:: Given data
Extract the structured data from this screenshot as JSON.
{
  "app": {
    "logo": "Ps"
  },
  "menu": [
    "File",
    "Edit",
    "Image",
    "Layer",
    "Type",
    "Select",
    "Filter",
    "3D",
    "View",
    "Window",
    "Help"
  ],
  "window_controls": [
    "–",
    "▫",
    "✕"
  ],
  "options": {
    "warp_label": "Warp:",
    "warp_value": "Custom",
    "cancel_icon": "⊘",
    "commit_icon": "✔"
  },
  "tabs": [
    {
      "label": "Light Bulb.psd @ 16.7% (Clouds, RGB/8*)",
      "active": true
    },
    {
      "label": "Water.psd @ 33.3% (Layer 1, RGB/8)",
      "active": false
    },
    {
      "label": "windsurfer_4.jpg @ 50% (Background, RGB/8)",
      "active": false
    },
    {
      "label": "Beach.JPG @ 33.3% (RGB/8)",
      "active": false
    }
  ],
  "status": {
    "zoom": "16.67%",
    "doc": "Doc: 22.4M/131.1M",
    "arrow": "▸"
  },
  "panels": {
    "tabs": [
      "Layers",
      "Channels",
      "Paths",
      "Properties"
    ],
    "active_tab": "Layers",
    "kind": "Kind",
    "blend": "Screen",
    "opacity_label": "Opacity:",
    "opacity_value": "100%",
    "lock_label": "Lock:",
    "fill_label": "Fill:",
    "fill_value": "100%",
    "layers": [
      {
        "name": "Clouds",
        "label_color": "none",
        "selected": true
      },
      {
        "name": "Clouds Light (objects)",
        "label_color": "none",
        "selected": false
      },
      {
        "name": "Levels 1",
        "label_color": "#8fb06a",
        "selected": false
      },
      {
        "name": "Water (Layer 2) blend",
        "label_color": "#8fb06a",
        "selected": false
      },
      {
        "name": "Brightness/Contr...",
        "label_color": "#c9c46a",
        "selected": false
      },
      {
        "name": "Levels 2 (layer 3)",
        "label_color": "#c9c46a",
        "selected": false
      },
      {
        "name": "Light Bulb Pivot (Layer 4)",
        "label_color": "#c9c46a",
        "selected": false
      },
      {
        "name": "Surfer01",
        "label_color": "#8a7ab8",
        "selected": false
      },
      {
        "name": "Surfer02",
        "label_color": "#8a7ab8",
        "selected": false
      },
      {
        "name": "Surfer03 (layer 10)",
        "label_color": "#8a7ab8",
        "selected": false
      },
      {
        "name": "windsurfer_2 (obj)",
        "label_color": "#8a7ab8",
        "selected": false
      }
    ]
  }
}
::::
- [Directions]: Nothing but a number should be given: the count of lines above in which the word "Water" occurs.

- [Result]: 2